- Klemenčič, Manja (2015): Student Involvement in University Quality Enhancement. In: Jeroen Huisman, Harry de Boer, David D. Dill und Manuel Souto-Otero (Hg.): The Palgrave International Handbook of Higher Education Policy and Governance. London: Palgrave Macmillan UK, S. 526–543.
- Masterson, Suzanne S.; Stamper, Christina L. (2003): Perceived organizational membership: an aggregate framework representing the employee-organization relationship. In: J. Organiz. Behav. 24 (5), S. 473–490.

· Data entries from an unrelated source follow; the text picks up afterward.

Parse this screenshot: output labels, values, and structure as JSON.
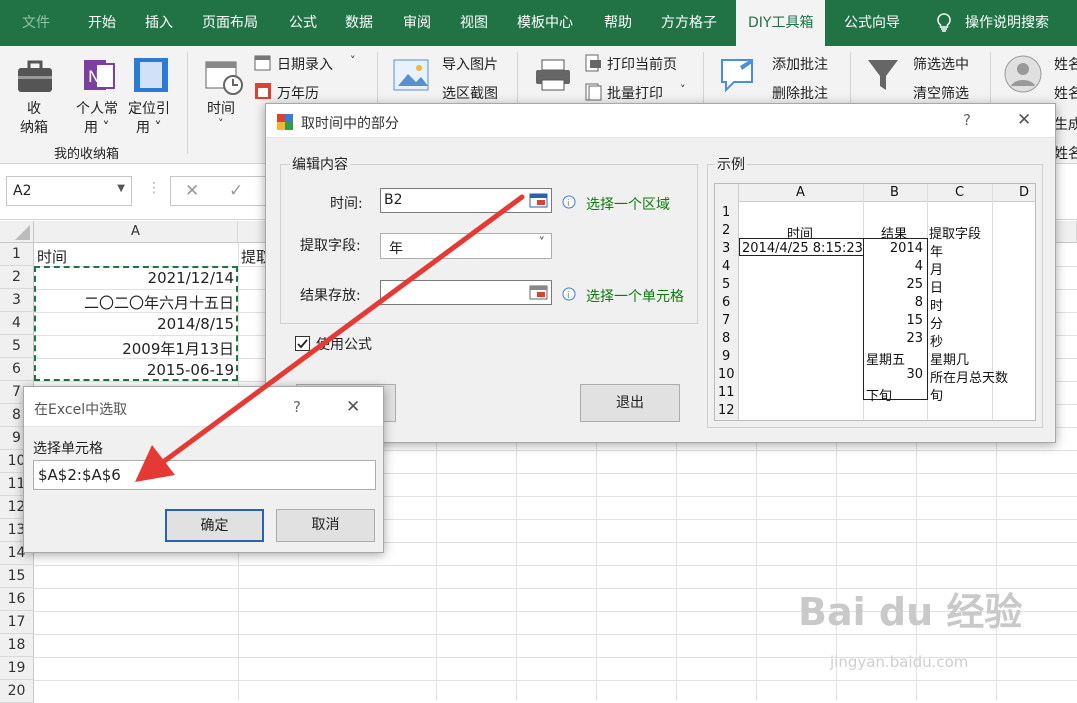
{
  "ribbon_tabs": [
    "文件",
    "开始",
    "插入",
    "页面布局",
    "公式",
    "数据",
    "审阅",
    "视图",
    "模板中心",
    "帮助",
    "方方格子",
    "DIY工具箱",
    "公式向导",
    "操作说明搜索"
  ],
  "ribbon": {
    "box_label_1": "收",
    "box_label_2": "纳箱",
    "personal_label": "个人常",
    "personal_sub": "用 ˅",
    "locate_label": "定位引",
    "locate_sub": "用 ˅",
    "time_label": "时间",
    "time_sub": "˅",
    "date_entry": "日期录入",
    "perpetual": "万年历",
    "import_image": "导入图片",
    "area_screenshot": "选区截图",
    "print_current": "打印当前页",
    "batch_print": "批量打印",
    "add_comment": "添加批注",
    "delete_comment": "删除批注",
    "filter_selected": "筛选选中",
    "clear_filter": "清空筛选",
    "name_1": "姓名",
    "name_2": "姓名",
    "name_3": "生成",
    "name_4": "姓名",
    "group_label": "我的收纳箱"
  },
  "formula_bar": {
    "name_box": "A2",
    "cancel_symbol": "✕",
    "confirm_symbol": "✓"
  },
  "sheet": {
    "columns": [
      "A"
    ],
    "rows": [
      "1",
      "2",
      "3",
      "4",
      "5",
      "6",
      "7",
      "8",
      "9",
      "10",
      "11",
      "12",
      "13",
      "14",
      "15",
      "16",
      "17",
      "18",
      "19",
      "20"
    ],
    "a1": "时间",
    "b1": "提取",
    "a2": "2021/12/14",
    "a3": "二〇二〇年六月十五日",
    "a4": "2014/8/15",
    "a5": "2009年1月13日",
    "a6": "2015-06-19"
  },
  "main_dialog": {
    "title": "取时间中的部分",
    "help": "?",
    "close": "✕",
    "edit_group": "编辑内容",
    "time_label": "时间:",
    "time_value": "B2",
    "time_hint": "选择一个区域",
    "field_label": "提取字段:",
    "field_value": "年",
    "result_label": "结果存放:",
    "result_value": "",
    "result_hint": "选择一个单元格",
    "use_formula": "使用公式",
    "use_formula_checked": true,
    "exit_button": "退出",
    "example_group": "示例",
    "example": {
      "cols": [
        "A",
        "B",
        "C",
        "D"
      ],
      "rows": [
        "1",
        "2",
        "3",
        "4",
        "5",
        "6",
        "7",
        "8",
        "9",
        "10",
        "11",
        "12"
      ],
      "a2": "时间",
      "b2": "结果",
      "c2": "提取字段",
      "a3": "2014/4/25 8:15:23",
      "b": [
        "2014",
        "4",
        "25",
        "8",
        "15",
        "23",
        "星期五",
        "30",
        "下旬"
      ],
      "c": [
        "年",
        "月",
        "日",
        "时",
        "分",
        "秒",
        "星期几",
        "所在月总天数",
        "旬"
      ]
    }
  },
  "select_dialog": {
    "title": "在Excel中选取",
    "help": "?",
    "close": "✕",
    "label": "选择单元格",
    "value": "$A$2:$A$6",
    "ok": "确定",
    "cancel": "取消"
  },
  "watermark": {
    "text": "Bai du 经验",
    "url": "jingyan.baidu.com"
  },
  "colors": {
    "excel_green": "#217346",
    "arrow": "#e53935",
    "hint_green": "#0e7a0e"
  }
}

- Tom Collins and team (2016): ENHANCING STUDENT ENGAGEMENT IN DECISIONMAKING. REPORT OF THE WORKING GROUP ON STUDENT ENGAGEMENT IN IRISH HIGHER EDUCATION. Report, Ireland.